Pull every line containing the word "title" from the records.

(Interface dataset entries)
::::::::::
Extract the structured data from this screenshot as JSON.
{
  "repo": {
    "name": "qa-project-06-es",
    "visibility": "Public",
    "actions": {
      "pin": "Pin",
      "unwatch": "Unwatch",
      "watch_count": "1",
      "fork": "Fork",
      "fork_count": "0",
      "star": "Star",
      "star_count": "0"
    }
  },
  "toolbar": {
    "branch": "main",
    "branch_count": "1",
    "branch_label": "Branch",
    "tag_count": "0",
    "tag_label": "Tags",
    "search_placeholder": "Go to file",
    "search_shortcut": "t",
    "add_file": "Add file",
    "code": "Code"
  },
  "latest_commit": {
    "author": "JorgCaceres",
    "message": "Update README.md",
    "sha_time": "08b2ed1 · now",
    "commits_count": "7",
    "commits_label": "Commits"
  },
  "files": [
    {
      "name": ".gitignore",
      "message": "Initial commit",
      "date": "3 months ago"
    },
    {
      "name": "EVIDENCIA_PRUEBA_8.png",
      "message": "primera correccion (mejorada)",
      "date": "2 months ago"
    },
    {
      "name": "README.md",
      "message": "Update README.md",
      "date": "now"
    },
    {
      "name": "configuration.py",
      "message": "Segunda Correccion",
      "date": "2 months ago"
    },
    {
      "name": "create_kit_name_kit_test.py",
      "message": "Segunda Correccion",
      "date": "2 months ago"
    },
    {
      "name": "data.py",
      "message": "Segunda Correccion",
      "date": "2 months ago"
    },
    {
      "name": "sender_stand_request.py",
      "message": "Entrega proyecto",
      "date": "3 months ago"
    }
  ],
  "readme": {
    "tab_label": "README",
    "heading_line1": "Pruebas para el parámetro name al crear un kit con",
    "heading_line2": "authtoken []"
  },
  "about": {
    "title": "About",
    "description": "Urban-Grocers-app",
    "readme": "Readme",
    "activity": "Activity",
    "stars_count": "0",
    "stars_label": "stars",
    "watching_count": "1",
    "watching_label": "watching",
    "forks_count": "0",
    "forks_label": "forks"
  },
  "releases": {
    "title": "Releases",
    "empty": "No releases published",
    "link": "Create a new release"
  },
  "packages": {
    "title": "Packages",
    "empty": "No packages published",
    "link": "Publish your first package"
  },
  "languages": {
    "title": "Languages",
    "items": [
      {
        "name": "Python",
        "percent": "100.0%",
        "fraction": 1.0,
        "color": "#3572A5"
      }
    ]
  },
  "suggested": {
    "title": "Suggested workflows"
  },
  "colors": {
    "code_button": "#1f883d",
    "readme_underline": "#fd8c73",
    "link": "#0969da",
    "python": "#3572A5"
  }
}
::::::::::
• Answer section
    "title": "About",
    "title": "Releases",
    "title": "Packages",
    "title": "Languages",
    "title": "Suggested workflows"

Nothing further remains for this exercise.